Key players in the African banana industry have expressed fears that the European Union could be set to lower even further tariffs on imports of the fruit from Latin American nations.
At a conference in Abidjan, Côte d’Ivoire recently, representatives of producers in banana-growing nations including Cameroon, Ghana and the host nation called on the EU to keep tariffs at existing rates, Reuters reported.
Exporters from African, Caribbean and Pacific (ACP) banana countries enjoyed preferential treatment over their Latin American counterparts for many year, before the EU decided in 2009 to slowly bring down tariffs - they will drop to €75 per tonne on 1 January next year.
While the EU did offer help in the form of some €200m to ACP exporters, it has not stopped a steady decrease in market share.
According to Reuters, banana industry players at the Abidjan meet said they were fearful recent trade discussion between the EU and countries like Colombia and Ecuador would lead to more tariff reductions, further hurting ACP competitiveness.

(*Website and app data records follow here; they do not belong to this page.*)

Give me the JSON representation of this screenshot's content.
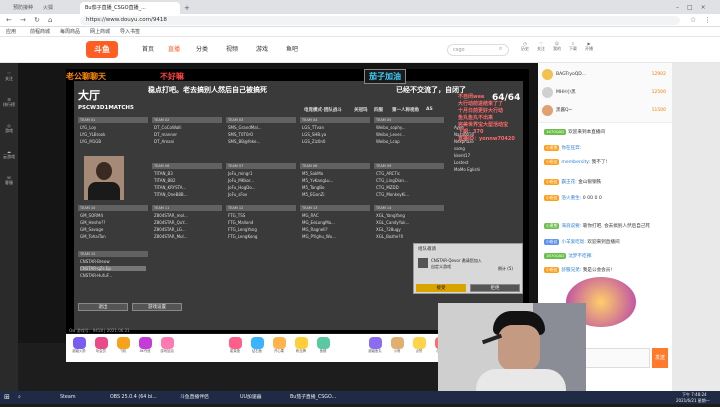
{
  "browser": {
    "tabs": [
      "预防接种",
      "火狐",
      "Bu茄子直播_CSGO直播_...",
      "新标签页"
    ],
    "url": "https://www.douyu.com/9418",
    "bookmarks": [
      "应用",
      "前程商城",
      "每周商品",
      "网上商城",
      "导入书签"
    ]
  },
  "header": {
    "logo": "斗鱼",
    "nav": [
      "首页",
      "直播",
      "分类",
      "视频",
      "游戏",
      "鱼吧"
    ],
    "search_placeholder": "csgo",
    "icons": [
      {
        "name": "history-icon",
        "label": "历史"
      },
      {
        "name": "follow-icon",
        "label": "关注"
      },
      {
        "name": "user-icon",
        "label": "我的"
      },
      {
        "name": "download-icon",
        "label": "下载"
      },
      {
        "name": "live-icon",
        "label": "开播"
      }
    ]
  },
  "sidebar": {
    "items": [
      "关注",
      "排行榜",
      "游戏",
      "云游戏",
      "客服"
    ]
  },
  "stream": {
    "overlays": {
      "top_left": "老公聊聊天",
      "top_mid": "不好嘛",
      "box": "茄子加油",
      "lobby": "大厅",
      "subtitle": "稳点打吧。老去搞别人然后自己被搞死",
      "right": "已经不交流了，自闭了",
      "counter": "64/64",
      "room_name": "PSCW3D1MATCH5",
      "mode": "电竞模式·团队战斗",
      "mode_ext": "关冠玛",
      "mode_ext2": "四服",
      "mode_ext3": "第一人称视角",
      "mode_ext4": "AS",
      "streamer_tag": "不自闭wee",
      "donation_lines": [
        "大行动前进结束了了",
        "十月日前更好大行动",
        "鱼丸鱼丸不出来",
        "完美世界宝大型活动宝",
        "下期：370"
      ],
      "id_line": "直播ID：yonnw70420"
    },
    "teams": [
      {
        "header": "TEAM 01",
        "players": [
          "LYG_Loy",
          "LYG_YLBrook",
          "LYG_M1GB"
        ]
      },
      {
        "header": "TEAM 02",
        "players": [
          "DT_CoCoWalli",
          "DT_manner",
          "DT_Amani"
        ]
      },
      {
        "header": "TEAM 03",
        "players": [
          "SMS_GrandMal...",
          "SMS_T0T0rO",
          "SMS_BB@feke..."
        ]
      },
      {
        "header": "TEAM 04",
        "players": [
          "LGS_TTvan",
          "LGS_SHB.ya",
          "LGS_Ziz0n0"
        ]
      },
      {
        "header": "TEAM 05",
        "players": [
          "Weibo_sophy...",
          "Weibo_Lever...",
          "Weibo_Lcap"
        ]
      },
      {
        "header": "TEAM 06",
        "players": [
          "TITAN_B3",
          "TITAN_BB2",
          "TITAN_KRYSTA..."
        ]
      },
      {
        "header": "TEAM 07",
        "players": [
          "JoFu_mingr1",
          "JoFu_MKkor...",
          "JoFu_HogDo..."
        ]
      },
      {
        "header": "TEAM 08",
        "players": [
          "M5_SakMo",
          "M5_YvKangLu...",
          "M5_TangBo"
        ]
      },
      {
        "header": "TEAM 09",
        "players": [
          "CTG_ARCTic",
          "CTG_LingDian...",
          "CTG_MZDD"
        ]
      },
      {
        "header": "TEAM 10",
        "players": [
          "GM_SORM4",
          "GM_Heshe??",
          "GM_Savage"
        ]
      },
      {
        "header": "TEAM 11",
        "players": [
          "Z804STAR_mol...",
          "Z804STAR_QuY...",
          "Z804STAR_LG..."
        ]
      },
      {
        "header": "TEAM 12",
        "players": [
          "FTG_TSS",
          "FTG_Mallon4",
          "FTG_LengYang"
        ]
      },
      {
        "header": "TEAM 13",
        "players": [
          "MG_RAC",
          "MG_EeLongMa...",
          "MG_Ragnell?"
        ]
      },
      {
        "header": "TEAM 14",
        "players": [
          "XGL_YangYang",
          "XGL_CandyYuk...",
          "XGL_?28ugy"
        ]
      },
      {
        "header": "TEAM 15",
        "players": [
          "CNSTAR-Breow",
          "CNSTAR-qZs.Ep",
          "CNSTAR-HufuF..."
        ]
      }
    ],
    "extra_players": [
      "Ayee",
      "Naza0030",
      "Nexphaze",
      "samg",
      "kkent17",
      "Lostest",
      "MoMo Eglishi",
      "TITAN_OneB8B...",
      "JoFu_sFov",
      "M5_EGonZi",
      "CTG_MonkeyKi...",
      "GM_TohaiTan",
      "Z804STAR_Mul...",
      "FTG_LengKong",
      "MG_PYighu_Wu...",
      "XGL_Bozhe?X"
    ],
    "buttons": {
      "exit": "退出",
      "settings": "游戏设置"
    },
    "invite": {
      "title": "组队邀请",
      "msg": "CNSTAR-Qevor 邀请您加入",
      "msg2": "自定义游戏",
      "accept": "接受",
      "decline": "拒绝",
      "countdown": "倒计 (5)"
    },
    "status": "Ow 游戏号：9418 | 2021.06.21"
  },
  "gifts": [
    "超级火箭",
    "玩会员",
    "飞机",
    "8K夺冠",
    "游戏加油",
    "能量值",
    "钻石鱼",
    "开心果",
    "粉丝牌",
    "鱼翅",
    "超级鱼丸",
    "小熊",
    "点赞",
    "小心心"
  ],
  "ranks": [
    {
      "name": "BAGTryoQD...",
      "score": "12902",
      "color": "#f2c14e"
    },
    {
      "name": "MHH小黑",
      "score": "12500",
      "color": "#d0d0d0"
    },
    {
      "name": "黑酱Q~",
      "score": "11500",
      "color": "#e0a070"
    }
  ],
  "chat": [
    {
      "badge": "1670QAD",
      "name": "",
      "text": "欢迎来到本直播间"
    },
    {
      "badge": "小黑熊",
      "name": "你在狂奔:",
      "text": ""
    },
    {
      "badge": "小粉丝",
      "name": "membersity:",
      "text": "我不了!"
    },
    {
      "badge": "小粉丝",
      "name": "霸王花:",
      "text": "金山银钢铁"
    },
    {
      "badge": "小粉丝",
      "name": "浴火重生:",
      "text": "0 00 0 0"
    },
    {
      "badge": "小黑熊",
      "name": "海浪说要:",
      "text": "靠你打吧, 会去搞别人然后自己死"
    },
    {
      "badge": "小粉丝",
      "name": "小羊爱吃饭:",
      "text": "欢迎来到直播间"
    },
    {
      "badge": "1670QAD",
      "name": "沈梦不吃辣:",
      "text": ""
    },
    {
      "badge": "小粉丝",
      "name": "舒服兄弟:",
      "text": "我是公会会员!"
    }
  ],
  "chat_input": {
    "placeholder": "发言前请先登录",
    "send": "发送"
  },
  "taskbar": {
    "items": [
      "Steam",
      "OBS 25.0.4 (64 bi...",
      "斗鱼直播伴侣",
      "UU加速器",
      "Bu茄子直播_CSGO..."
    ],
    "time": "下午 7:48:24",
    "date": "2021/6/21 星期一"
  }
}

"The African, Caribbean and Pacific producers are worried about the constant weakening over the past few years of their access to the European market,” Gervais Kacou, aa spokesman for an association representing African banana producers, told Reuters.